• [WORK TASK]
Each line below is to be copied exactly; images do not go into the copy.

• [INPUT RECORDS]
------------------------------------------------------------
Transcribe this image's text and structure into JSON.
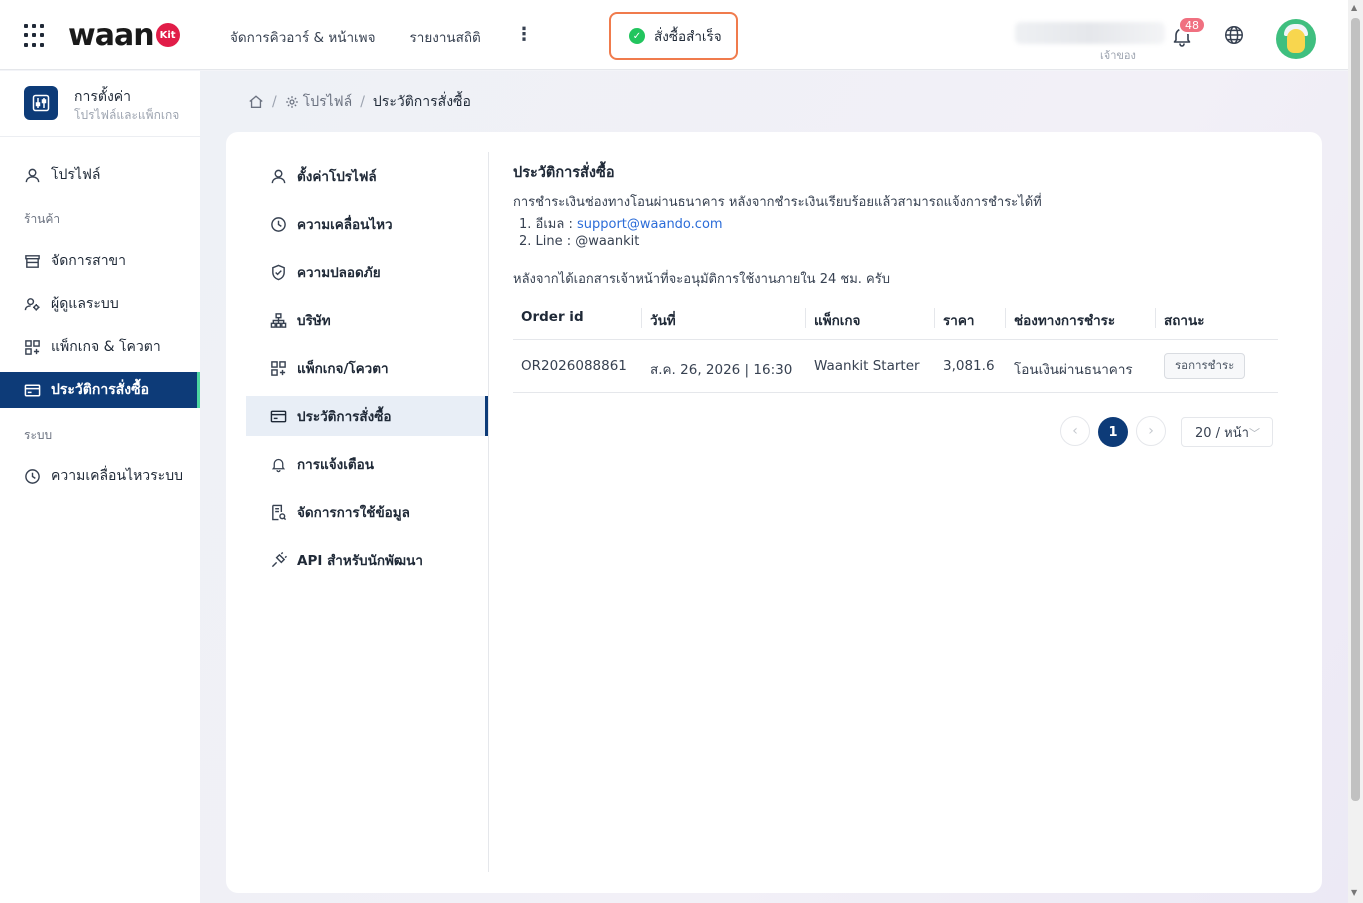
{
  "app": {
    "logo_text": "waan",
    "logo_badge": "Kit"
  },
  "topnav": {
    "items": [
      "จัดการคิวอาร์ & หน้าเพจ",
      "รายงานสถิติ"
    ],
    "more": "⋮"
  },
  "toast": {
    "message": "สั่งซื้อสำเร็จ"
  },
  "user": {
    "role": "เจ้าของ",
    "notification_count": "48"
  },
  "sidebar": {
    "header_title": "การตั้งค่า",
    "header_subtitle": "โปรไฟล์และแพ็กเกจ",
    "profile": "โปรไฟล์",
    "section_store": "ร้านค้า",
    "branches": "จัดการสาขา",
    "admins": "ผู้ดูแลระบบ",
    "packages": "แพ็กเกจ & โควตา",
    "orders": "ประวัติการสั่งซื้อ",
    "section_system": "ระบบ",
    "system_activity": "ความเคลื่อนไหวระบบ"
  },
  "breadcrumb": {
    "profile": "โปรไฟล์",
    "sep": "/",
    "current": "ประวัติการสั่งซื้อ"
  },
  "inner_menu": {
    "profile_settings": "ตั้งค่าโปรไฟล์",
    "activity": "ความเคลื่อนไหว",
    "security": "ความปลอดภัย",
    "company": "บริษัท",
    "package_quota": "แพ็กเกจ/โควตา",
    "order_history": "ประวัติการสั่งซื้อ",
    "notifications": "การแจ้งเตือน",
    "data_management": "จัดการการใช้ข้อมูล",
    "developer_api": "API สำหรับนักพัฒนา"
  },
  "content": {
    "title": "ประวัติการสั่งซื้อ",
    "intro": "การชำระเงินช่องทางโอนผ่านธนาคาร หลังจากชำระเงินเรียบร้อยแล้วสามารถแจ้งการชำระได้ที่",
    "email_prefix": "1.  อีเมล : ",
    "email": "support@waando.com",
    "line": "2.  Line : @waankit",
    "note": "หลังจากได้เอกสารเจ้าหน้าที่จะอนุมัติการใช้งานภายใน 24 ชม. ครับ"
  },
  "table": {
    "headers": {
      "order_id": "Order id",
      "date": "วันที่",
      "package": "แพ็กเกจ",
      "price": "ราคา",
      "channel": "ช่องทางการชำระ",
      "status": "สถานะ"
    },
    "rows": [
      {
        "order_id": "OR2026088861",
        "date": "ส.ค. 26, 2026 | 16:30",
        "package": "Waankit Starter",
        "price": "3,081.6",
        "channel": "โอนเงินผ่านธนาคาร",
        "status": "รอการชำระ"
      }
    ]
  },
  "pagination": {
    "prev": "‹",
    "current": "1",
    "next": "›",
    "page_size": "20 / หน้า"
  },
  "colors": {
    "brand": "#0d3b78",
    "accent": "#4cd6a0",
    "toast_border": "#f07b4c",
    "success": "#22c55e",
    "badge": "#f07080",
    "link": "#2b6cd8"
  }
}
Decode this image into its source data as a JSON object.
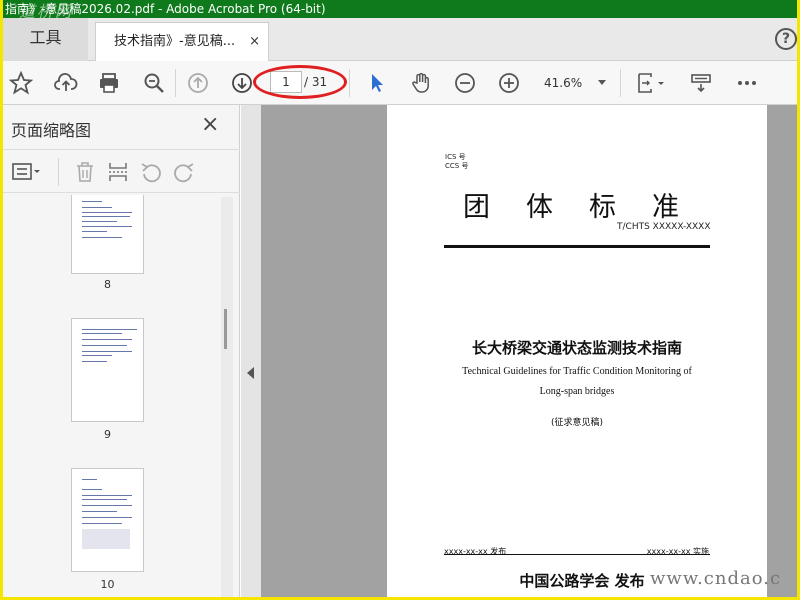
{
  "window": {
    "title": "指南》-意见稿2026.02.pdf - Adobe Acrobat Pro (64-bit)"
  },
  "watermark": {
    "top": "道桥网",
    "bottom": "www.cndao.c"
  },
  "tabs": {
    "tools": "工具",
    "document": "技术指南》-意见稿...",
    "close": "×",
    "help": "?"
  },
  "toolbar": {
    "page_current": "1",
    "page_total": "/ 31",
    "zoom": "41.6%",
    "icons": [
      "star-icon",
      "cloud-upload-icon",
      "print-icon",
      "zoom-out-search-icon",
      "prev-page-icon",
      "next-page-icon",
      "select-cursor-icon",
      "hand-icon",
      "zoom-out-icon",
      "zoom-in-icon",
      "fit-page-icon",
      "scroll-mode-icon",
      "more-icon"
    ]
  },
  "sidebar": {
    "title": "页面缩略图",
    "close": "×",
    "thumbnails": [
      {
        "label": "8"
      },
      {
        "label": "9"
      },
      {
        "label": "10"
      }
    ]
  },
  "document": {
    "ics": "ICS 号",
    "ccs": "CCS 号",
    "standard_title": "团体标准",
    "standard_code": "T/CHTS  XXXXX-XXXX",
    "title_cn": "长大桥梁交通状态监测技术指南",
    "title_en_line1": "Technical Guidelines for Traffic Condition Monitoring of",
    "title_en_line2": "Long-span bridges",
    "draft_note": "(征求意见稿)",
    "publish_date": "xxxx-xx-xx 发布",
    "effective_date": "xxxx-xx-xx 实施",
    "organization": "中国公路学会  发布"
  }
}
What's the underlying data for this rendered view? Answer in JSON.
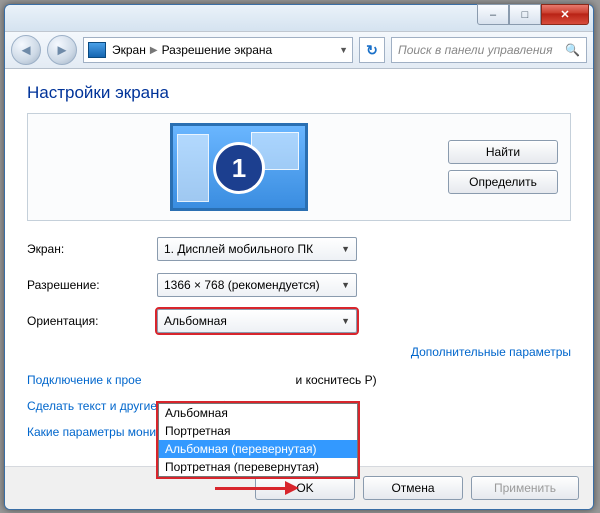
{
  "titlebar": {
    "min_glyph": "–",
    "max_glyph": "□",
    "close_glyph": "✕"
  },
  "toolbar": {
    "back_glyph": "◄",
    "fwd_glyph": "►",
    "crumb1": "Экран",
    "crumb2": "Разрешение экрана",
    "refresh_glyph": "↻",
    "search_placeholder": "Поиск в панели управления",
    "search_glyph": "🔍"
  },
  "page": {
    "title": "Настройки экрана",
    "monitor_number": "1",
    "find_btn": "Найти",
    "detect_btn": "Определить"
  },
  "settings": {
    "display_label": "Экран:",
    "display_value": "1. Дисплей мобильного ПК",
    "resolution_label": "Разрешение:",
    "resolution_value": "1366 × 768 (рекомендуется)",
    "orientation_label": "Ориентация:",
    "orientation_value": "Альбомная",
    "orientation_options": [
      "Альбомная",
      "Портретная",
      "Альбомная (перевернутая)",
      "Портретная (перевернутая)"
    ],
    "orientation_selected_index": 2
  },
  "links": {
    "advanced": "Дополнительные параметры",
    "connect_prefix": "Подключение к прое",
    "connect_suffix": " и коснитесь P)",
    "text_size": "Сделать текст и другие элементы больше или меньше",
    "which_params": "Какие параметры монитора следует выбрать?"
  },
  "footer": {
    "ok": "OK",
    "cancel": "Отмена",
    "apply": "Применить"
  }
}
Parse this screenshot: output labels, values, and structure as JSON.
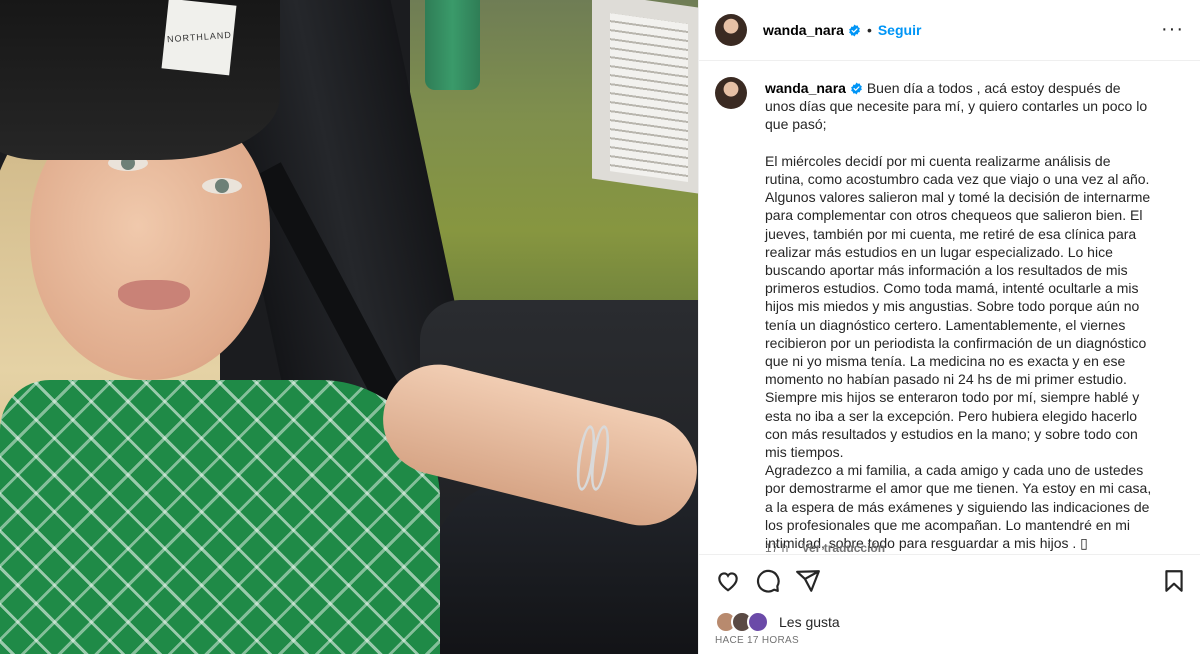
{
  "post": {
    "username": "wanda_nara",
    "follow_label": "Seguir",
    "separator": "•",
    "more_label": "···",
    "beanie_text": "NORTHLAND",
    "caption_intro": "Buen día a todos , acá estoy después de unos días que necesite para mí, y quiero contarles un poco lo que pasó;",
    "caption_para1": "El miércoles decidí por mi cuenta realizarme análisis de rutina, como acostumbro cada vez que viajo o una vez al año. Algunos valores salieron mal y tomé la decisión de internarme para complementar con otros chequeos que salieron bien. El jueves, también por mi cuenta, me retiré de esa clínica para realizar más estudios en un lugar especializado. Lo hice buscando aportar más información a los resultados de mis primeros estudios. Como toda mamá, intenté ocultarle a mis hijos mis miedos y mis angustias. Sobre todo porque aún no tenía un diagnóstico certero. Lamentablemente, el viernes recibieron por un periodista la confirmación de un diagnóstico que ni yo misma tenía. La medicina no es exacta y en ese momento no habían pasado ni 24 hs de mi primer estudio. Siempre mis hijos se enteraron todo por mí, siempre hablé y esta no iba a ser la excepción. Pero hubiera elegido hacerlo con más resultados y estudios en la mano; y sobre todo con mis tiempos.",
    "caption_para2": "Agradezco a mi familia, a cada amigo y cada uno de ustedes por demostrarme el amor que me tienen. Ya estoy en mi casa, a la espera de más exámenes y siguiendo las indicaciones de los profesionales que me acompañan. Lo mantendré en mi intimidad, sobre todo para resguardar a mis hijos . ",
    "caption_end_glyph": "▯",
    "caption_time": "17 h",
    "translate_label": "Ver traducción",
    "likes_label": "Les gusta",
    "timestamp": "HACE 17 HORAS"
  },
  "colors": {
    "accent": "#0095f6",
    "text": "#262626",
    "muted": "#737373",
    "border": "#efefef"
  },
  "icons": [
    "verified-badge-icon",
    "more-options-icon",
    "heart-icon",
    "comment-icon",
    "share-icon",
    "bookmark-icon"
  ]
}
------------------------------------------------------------
• [TASK ANSWER]
Transcribe this image's text and structure into JSON.
{
  "app": {
    "logo_text": "waan",
    "logo_badge": "Kit"
  },
  "topnav": {
    "items": [
      "จัดการคิวอาร์ & หน้าเพจ",
      "รายงานสถิติ"
    ],
    "more": "⋮"
  },
  "toast": {
    "message": "สั่งซื้อสำเร็จ"
  },
  "user": {
    "role": "เจ้าของ",
    "notification_count": "48"
  },
  "sidebar": {
    "header_title": "การตั้งค่า",
    "header_subtitle": "โปรไฟล์และแพ็กเกจ",
    "profile": "โปรไฟล์",
    "section_store": "ร้านค้า",
    "branches": "จัดการสาขา",
    "admins": "ผู้ดูแลระบบ",
    "packages": "แพ็กเกจ & โควตา",
    "orders": "ประวัติการสั่งซื้อ",
    "section_system": "ระบบ",
    "system_activity": "ความเคลื่อนไหวระบบ"
  },
  "breadcrumb": {
    "profile": "โปรไฟล์",
    "sep": "/",
    "current": "ประวัติการสั่งซื้อ"
  },
  "inner_menu": {
    "profile_settings": "ตั้งค่าโปรไฟล์",
    "activity": "ความเคลื่อนไหว",
    "security": "ความปลอดภัย",
    "company": "บริษัท",
    "package_quota": "แพ็กเกจ/โควตา",
    "order_history": "ประวัติการสั่งซื้อ",
    "notifications": "การแจ้งเตือน",
    "data_management": "จัดการการใช้ข้อมูล",
    "developer_api": "API สำหรับนักพัฒนา"
  },
  "content": {
    "title": "ประวัติการสั่งซื้อ",
    "intro": "การชำระเงินช่องทางโอนผ่านธนาคาร หลังจากชำระเงินเรียบร้อยแล้วสามารถแจ้งการชำระได้ที่",
    "email_prefix": "1.  อีเมล : ",
    "email": "support@waando.com",
    "line": "2.  Line : @waankit",
    "note": "หลังจากได้เอกสารเจ้าหน้าที่จะอนุมัติการใช้งานภายใน 24 ชม. ครับ"
  },
  "table": {
    "headers": {
      "order_id": "Order id",
      "date": "วันที่",
      "package": "แพ็กเกจ",
      "price": "ราคา",
      "channel": "ช่องทางการชำระ",
      "status": "สถานะ"
    },
    "rows": [
      {
        "order_id": "OR2026088861",
        "date": "ส.ค. 26, 2026 | 16:30",
        "package": "Waankit Starter",
        "price": "3,081.6",
        "channel": "โอนเงินผ่านธนาคาร",
        "status": "รอการชำระ"
      }
    ]
  },
  "pagination": {
    "prev": "‹",
    "current": "1",
    "next": "›",
    "page_size": "20 / หน้า"
  },
  "colors": {
    "brand": "#0d3b78",
    "accent": "#4cd6a0",
    "toast_border": "#f07b4c",
    "success": "#22c55e",
    "badge": "#f07080",
    "link": "#2b6cd8"
  }
}
Decode this image into its source data as a JSON object.
{
  "window": {
    "title": "指南》-意见稿2026.02.pdf - Adobe Acrobat Pro (64-bit)"
  },
  "watermark": {
    "top": "道桥网",
    "bottom": "www.cndao.c"
  },
  "tabs": {
    "tools": "工具",
    "document": "技术指南》-意见稿...",
    "close": "×",
    "help": "?"
  },
  "toolbar": {
    "page_current": "1",
    "page_total": "/ 31",
    "zoom": "41.6%",
    "icons": [
      "star-icon",
      "cloud-upload-icon",
      "print-icon",
      "zoom-out-search-icon",
      "prev-page-icon",
      "next-page-icon",
      "select-cursor-icon",
      "hand-icon",
      "zoom-out-icon",
      "zoom-in-icon",
      "fit-page-icon",
      "scroll-mode-icon",
      "more-icon"
    ]
  },
  "sidebar": {
    "title": "页面缩略图",
    "close": "×",
    "thumbnails": [
      {
        "label": "8"
      },
      {
        "label": "9"
      },
      {
        "label": "10"
      }
    ]
  },
  "document": {
    "ics": "ICS 号",
    "ccs": "CCS 号",
    "standard_title": "团体标准",
    "standard_code": "T/CHTS  XXXXX-XXXX",
    "title_cn": "长大桥梁交通状态监测技术指南",
    "title_en_line1": "Technical Guidelines for Traffic Condition Monitoring of",
    "title_en_line2": "Long-span bridges",
    "draft_note": "(征求意见稿)",
    "publish_date": "xxxx-xx-xx 发布",
    "effective_date": "xxxx-xx-xx 实施",
    "organization": "中国公路学会  发布"
  }
}
What's the underlying data for this rendered view? Answer in JSON.
{
  "titlebar": {
    "min_glyph": "–",
    "max_glyph": "□",
    "close_glyph": "✕"
  },
  "toolbar": {
    "back_glyph": "◄",
    "fwd_glyph": "►",
    "crumb1": "Экран",
    "crumb2": "Разрешение экрана",
    "refresh_glyph": "↻",
    "search_placeholder": "Поиск в панели управления",
    "search_glyph": "🔍"
  },
  "page": {
    "title": "Настройки экрана",
    "monitor_number": "1",
    "find_btn": "Найти",
    "detect_btn": "Определить"
  },
  "settings": {
    "display_label": "Экран:",
    "display_value": "1. Дисплей мобильного ПК",
    "resolution_label": "Разрешение:",
    "resolution_value": "1366 × 768 (рекомендуется)",
    "orientation_label": "Ориентация:",
    "orientation_value": "Альбомная",
    "orientation_options": [
      "Альбомная",
      "Портретная",
      "Альбомная (перевернутая)",
      "Портретная (перевернутая)"
    ],
    "orientation_selected_index": 2
  },
  "links": {
    "advanced": "Дополнительные параметры",
    "connect_prefix": "Подключение к прое",
    "connect_suffix": " и коснитесь P)",
    "text_size": "Сделать текст и другие элементы больше или меньше",
    "which_params": "Какие параметры монитора следует выбрать?"
  },
  "footer": {
    "ok": "OK",
    "cancel": "Отмена",
    "apply": "Применить"
  }
}
Parse this screenshot: output labels, values, and structure as JSON.
{
  "post": {
    "username": "wanda_nara",
    "follow_label": "Seguir",
    "separator": "•",
    "more_label": "···",
    "beanie_text": "NORTHLAND",
    "caption_intro": "Buen día a todos , acá estoy después de unos días que necesite para mí, y quiero contarles un poco lo que pasó;",
    "caption_para1": "El miércoles decidí por mi cuenta realizarme análisis de rutina, como acostumbro cada vez que viajo o una vez al año. Algunos valores salieron mal y tomé la decisión de internarme para complementar con otros chequeos que salieron bien. El jueves, también por mi cuenta, me retiré de esa clínica para realizar más estudios en un lugar especializado. Lo hice buscando aportar más información a los resultados de mis primeros estudios. Como toda mamá, intenté ocultarle a mis hijos mis miedos y mis angustias. Sobre todo porque aún no tenía un diagnóstico certero. Lamentablemente, el viernes recibieron por un periodista la confirmación de un diagnóstico que ni yo misma tenía. La medicina no es exacta y en ese momento no habían pasado ni 24 hs de mi primer estudio. Siempre mis hijos se enteraron todo por mí, siempre hablé y esta no iba a ser la excepción. Pero hubiera elegido hacerlo con más resultados y estudios en la mano; y sobre todo con mis tiempos.",
    "caption_para2": "Agradezco a mi familia, a cada amigo y cada uno de ustedes por demostrarme el amor que me tienen. Ya estoy en mi casa, a la espera de más exámenes y siguiendo las indicaciones de los profesionales que me acompañan. Lo mantendré en mi intimidad, sobre todo para resguardar a mis hijos . ",
    "caption_end_glyph": "▯",
    "caption_time": "17 h",
    "translate_label": "Ver traducción",
    "likes_label": "Les gusta",
    "timestamp": "HACE 17 HORAS"
  },
  "colors": {
    "accent": "#0095f6",
    "text": "#262626",
    "muted": "#737373",
    "border": "#efefef"
  },
  "icons": [
    "verified-badge-icon",
    "more-options-icon",
    "heart-icon",
    "comment-icon",
    "share-icon",
    "bookmark-icon"
  ]
}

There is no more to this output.